PROBLEM: Each record below should be printed exactly as it was written.

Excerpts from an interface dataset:

---*---

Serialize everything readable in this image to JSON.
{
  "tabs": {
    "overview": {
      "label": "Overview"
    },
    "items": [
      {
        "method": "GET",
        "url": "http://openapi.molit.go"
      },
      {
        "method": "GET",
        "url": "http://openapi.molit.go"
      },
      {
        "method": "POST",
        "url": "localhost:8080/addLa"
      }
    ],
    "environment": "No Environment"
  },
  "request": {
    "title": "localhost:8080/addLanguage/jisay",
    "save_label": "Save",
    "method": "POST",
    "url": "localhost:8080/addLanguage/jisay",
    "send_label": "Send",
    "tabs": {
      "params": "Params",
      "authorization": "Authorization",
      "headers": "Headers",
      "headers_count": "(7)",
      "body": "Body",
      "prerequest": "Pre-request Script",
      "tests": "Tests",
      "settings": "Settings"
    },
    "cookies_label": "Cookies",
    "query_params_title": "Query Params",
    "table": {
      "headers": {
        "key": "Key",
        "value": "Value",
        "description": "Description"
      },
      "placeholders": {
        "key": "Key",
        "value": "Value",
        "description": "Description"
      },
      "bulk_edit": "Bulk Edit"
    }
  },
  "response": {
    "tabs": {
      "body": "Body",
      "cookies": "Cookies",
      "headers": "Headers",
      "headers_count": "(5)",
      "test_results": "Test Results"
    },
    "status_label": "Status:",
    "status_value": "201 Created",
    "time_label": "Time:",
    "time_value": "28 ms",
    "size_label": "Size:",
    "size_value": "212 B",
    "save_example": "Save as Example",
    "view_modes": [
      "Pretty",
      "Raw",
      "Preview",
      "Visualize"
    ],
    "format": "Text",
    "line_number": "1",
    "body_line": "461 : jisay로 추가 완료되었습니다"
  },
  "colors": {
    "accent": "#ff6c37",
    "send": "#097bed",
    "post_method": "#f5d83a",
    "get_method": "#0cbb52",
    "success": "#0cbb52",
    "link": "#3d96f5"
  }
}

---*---

THE COMPLETED TASK:
Serialize everything readable in this image to JSON.
{
  "tabs": {
    "overview": {
      "label": "Overview"
    },
    "items": [
      {
        "method": "GET",
        "url": "http://openapi.molit.go"
      },
      {
        "method": "GET",
        "url": "http://openapi.molit.go"
      },
      {
        "method": "POST",
        "url": "localhost:8080/addLa"
      }
    ],
    "environment": "No Environment"
  },
  "request": {
    "title": "localhost:8080/addLanguage/jisay",
    "save_label": "Save",
    "method": "POST",
    "url": "localhost:8080/addLanguage/jisay",
    "send_label": "Send",
    "tabs": {
      "params": "Params",
      "authorization": "Authorization",
      "headers": "Headers",
      "headers_count": "(7)",
      "body": "Body",
      "prerequest": "Pre-request Script",
      "tests": "Tests",
      "settings": "Settings"
    },
    "cookies_label": "Cookies",
    "query_params_title": "Query Params",
    "table": {
      "headers": {
        "key": "Key",
        "value": "Value",
        "description": "Description"
      },
      "placeholders": {
        "key": "Key",
        "value": "Value",
        "description": "Description"
      },
      "bulk_edit": "Bulk Edit"
    }
  },
  "response": {
    "tabs": {
      "body": "Body",
      "cookies": "Cookies",
      "headers": "Headers",
      "headers_count": "(5)",
      "test_results": "Test Results"
    },
    "status_label": "Status:",
    "status_value": "201 Created",
    "time_label": "Time:",
    "time_value": "28 ms",
    "size_label": "Size:",
    "size_value": "212 B",
    "save_example": "Save as Example",
    "view_modes": [
      "Pretty",
      "Raw",
      "Preview",
      "Visualize"
    ],
    "format": "Text",
    "line_number": "1",
    "body_line": "461 : jisay로 추가 완료되었습니다"
  },
  "colors": {
    "accent": "#ff6c37",
    "send": "#097bed",
    "post_method": "#f5d83a",
    "get_method": "#0cbb52",
    "success": "#0cbb52",
    "link": "#3d96f5"
  }
}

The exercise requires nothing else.